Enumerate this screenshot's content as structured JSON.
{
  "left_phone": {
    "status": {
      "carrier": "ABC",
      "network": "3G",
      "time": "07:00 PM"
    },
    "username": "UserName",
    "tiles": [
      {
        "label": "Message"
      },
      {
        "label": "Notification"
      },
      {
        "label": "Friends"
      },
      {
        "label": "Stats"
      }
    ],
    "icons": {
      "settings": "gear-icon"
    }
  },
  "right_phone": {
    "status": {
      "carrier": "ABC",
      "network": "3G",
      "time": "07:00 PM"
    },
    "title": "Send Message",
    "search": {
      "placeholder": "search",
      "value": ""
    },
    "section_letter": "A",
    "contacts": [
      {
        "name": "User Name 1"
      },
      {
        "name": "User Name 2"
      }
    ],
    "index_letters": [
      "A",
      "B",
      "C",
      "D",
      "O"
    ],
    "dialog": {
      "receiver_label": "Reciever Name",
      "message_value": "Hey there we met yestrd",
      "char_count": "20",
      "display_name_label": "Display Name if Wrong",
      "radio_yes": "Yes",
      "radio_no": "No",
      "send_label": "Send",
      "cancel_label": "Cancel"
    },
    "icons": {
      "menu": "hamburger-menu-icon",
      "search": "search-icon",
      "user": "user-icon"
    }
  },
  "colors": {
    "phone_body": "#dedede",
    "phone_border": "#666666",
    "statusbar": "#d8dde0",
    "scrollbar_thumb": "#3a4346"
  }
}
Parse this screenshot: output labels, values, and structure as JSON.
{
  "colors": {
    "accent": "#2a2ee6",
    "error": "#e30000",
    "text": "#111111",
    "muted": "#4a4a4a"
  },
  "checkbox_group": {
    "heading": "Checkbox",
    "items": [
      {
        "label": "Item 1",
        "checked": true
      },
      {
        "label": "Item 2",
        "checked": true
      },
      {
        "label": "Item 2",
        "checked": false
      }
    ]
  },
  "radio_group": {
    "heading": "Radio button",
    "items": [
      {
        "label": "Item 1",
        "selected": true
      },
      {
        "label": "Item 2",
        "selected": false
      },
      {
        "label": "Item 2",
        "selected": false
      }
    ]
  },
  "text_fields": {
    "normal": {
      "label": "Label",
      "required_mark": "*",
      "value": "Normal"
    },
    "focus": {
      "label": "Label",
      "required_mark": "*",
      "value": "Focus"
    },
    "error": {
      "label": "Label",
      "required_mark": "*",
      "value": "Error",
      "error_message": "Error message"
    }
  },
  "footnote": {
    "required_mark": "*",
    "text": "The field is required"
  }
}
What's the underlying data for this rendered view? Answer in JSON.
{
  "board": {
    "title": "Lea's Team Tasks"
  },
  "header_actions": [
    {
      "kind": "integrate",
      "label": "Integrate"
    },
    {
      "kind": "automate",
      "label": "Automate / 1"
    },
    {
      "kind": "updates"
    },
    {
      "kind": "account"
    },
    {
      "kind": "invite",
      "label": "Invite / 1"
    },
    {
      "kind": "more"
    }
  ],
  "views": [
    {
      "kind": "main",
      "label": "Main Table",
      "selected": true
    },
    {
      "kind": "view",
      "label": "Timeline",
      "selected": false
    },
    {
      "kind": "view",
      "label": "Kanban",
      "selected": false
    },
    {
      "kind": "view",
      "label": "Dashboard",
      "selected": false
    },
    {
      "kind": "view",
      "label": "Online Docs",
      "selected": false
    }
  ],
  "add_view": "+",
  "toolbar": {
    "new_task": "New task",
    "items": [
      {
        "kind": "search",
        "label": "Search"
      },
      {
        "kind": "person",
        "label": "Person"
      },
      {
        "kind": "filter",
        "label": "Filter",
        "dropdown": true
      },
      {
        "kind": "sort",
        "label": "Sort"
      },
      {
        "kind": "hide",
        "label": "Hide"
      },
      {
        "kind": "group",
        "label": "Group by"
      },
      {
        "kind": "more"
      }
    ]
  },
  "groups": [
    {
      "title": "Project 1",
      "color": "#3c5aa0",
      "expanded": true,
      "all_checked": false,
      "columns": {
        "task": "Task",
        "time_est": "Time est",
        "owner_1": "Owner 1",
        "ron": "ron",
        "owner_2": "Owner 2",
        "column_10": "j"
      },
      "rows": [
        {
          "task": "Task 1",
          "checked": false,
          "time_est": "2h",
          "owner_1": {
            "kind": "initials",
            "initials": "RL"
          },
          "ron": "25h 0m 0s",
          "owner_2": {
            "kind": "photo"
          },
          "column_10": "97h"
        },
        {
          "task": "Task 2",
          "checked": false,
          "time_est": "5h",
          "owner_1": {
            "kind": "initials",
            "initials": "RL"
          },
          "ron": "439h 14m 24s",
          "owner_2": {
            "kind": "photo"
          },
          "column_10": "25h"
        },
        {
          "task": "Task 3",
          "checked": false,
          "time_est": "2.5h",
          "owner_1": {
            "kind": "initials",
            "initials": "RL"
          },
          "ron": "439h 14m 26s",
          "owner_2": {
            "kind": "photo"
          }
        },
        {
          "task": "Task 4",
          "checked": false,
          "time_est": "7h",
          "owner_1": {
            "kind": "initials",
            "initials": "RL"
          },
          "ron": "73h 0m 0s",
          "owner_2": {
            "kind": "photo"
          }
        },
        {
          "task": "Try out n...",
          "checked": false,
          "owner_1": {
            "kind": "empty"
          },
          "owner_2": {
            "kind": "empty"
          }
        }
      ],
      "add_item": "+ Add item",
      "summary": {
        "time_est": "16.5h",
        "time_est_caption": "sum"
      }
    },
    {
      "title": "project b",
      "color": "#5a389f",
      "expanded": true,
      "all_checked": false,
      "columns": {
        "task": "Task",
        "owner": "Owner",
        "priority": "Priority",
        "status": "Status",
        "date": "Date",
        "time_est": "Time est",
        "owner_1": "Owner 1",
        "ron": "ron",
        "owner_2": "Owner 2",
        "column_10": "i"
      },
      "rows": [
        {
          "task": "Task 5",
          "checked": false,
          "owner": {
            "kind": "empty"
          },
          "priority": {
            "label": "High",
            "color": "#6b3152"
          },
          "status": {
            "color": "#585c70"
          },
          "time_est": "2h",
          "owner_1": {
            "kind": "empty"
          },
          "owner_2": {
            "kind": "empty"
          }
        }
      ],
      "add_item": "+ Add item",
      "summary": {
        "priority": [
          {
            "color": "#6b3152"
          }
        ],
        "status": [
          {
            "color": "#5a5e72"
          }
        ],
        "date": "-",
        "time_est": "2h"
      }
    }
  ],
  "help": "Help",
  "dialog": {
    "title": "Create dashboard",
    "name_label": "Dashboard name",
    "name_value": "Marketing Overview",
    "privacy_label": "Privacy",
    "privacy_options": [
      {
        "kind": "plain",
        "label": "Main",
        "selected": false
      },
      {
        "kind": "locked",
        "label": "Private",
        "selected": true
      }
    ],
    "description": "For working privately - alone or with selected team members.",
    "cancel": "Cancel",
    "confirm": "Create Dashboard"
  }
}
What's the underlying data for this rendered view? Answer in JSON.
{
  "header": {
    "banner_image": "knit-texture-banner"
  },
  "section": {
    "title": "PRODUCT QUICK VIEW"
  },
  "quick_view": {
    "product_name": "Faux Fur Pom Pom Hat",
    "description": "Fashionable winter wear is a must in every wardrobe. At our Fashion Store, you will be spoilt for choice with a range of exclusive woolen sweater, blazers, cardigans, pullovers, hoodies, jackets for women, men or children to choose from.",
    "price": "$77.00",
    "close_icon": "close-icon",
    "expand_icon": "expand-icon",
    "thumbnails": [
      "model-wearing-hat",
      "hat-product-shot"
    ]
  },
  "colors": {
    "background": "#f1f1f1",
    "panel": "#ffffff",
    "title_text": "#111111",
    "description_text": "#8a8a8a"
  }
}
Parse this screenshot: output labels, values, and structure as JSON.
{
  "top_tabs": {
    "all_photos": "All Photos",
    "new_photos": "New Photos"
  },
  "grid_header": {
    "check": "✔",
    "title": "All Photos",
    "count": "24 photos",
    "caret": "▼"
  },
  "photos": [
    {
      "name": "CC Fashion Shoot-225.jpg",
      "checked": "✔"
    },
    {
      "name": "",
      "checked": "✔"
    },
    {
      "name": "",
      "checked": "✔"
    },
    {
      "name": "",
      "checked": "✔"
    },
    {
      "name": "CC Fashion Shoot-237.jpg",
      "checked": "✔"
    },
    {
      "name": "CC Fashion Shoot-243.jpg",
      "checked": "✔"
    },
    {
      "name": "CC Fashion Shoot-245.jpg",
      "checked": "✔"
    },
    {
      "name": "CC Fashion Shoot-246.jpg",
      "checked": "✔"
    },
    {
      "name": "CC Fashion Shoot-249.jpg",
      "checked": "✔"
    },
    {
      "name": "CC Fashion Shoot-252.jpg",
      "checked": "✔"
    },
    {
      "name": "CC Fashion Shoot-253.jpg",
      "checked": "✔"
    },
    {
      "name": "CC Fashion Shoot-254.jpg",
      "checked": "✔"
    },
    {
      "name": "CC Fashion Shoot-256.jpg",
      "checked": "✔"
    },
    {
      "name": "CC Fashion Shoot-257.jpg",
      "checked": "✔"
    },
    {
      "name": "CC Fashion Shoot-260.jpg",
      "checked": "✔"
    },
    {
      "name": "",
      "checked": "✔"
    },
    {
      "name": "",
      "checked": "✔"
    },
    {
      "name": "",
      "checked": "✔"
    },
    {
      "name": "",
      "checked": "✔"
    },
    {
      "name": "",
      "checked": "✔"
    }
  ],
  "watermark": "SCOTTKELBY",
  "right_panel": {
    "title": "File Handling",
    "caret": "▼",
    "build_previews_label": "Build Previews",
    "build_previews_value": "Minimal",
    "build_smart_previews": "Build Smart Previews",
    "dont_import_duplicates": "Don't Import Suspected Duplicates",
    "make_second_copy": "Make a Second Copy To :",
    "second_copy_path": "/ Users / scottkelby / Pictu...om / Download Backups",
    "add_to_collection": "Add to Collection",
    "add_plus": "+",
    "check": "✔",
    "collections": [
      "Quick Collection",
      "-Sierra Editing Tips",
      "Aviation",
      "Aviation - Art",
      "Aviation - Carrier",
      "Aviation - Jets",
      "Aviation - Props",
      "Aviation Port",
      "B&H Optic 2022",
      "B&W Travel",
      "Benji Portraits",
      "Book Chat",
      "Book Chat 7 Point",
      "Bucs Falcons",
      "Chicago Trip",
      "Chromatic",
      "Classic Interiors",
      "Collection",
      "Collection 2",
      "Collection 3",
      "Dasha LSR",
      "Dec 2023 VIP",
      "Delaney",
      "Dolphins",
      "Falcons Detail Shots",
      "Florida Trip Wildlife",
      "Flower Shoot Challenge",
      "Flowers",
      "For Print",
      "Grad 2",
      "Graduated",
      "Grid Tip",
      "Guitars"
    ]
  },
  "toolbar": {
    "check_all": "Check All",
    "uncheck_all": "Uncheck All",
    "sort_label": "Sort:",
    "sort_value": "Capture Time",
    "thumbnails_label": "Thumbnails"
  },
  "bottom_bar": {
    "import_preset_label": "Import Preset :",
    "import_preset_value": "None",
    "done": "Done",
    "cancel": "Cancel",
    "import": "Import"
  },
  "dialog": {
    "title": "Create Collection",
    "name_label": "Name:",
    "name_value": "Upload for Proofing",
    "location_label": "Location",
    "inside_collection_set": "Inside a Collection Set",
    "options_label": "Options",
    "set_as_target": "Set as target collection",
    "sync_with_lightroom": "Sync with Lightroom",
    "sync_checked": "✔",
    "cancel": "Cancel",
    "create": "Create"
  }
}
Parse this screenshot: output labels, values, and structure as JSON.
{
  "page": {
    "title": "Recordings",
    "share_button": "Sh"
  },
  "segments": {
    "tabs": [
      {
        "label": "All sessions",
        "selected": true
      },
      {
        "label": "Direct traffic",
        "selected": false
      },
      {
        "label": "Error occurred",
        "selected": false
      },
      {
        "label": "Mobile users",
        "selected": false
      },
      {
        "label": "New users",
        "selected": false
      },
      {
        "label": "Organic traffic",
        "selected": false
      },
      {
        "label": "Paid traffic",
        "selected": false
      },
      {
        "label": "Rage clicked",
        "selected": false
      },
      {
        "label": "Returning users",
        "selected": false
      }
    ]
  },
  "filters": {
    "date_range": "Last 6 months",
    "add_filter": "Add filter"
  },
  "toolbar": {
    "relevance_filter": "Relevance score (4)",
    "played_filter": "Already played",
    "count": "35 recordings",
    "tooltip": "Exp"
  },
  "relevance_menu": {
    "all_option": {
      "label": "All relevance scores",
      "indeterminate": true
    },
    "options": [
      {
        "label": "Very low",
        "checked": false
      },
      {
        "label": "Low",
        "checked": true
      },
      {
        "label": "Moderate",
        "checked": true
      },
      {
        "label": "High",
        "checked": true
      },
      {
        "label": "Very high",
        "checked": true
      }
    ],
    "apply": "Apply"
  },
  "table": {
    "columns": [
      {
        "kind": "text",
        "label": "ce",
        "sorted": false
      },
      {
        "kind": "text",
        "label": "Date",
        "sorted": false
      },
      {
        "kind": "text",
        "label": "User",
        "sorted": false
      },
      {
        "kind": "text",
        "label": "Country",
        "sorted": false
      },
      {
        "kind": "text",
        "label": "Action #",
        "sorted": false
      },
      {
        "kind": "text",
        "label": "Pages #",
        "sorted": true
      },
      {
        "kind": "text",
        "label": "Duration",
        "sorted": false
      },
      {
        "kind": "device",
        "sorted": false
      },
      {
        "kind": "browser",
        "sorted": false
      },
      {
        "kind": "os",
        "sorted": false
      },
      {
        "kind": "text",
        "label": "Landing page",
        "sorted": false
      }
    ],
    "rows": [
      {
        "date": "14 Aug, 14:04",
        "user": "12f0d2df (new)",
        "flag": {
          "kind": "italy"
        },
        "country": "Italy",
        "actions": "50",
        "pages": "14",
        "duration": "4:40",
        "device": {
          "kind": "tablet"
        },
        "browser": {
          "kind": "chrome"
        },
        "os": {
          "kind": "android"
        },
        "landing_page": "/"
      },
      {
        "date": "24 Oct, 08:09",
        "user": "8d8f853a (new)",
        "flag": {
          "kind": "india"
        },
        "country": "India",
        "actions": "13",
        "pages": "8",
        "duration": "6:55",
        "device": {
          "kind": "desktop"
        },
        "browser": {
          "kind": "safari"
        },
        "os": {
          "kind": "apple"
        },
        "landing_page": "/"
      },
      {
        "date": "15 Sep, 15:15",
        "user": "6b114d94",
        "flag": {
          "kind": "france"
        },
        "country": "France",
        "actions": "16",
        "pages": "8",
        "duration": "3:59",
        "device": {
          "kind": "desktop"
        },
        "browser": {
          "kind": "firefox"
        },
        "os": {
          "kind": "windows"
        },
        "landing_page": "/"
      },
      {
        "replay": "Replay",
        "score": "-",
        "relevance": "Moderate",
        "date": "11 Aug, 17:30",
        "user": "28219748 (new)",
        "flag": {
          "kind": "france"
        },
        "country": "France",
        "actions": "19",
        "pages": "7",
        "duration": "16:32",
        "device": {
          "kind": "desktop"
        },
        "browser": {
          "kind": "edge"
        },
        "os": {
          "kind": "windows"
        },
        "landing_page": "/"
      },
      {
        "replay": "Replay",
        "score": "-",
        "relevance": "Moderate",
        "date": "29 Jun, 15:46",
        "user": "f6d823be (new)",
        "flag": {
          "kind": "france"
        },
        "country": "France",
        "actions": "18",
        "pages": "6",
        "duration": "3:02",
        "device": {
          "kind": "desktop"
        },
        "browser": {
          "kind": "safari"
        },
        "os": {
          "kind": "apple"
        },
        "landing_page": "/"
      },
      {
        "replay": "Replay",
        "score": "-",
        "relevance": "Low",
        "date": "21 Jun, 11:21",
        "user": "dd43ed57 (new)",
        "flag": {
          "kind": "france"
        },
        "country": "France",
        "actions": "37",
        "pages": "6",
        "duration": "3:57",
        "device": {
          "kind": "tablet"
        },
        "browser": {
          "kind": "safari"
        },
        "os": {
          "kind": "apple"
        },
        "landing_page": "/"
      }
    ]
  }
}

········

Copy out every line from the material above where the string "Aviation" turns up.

      "Aviation",
      "Aviation - Art",
      "Aviation - Carrier",
      "Aviation - Jets",
      "Aviation - Props",
      "Aviation Port",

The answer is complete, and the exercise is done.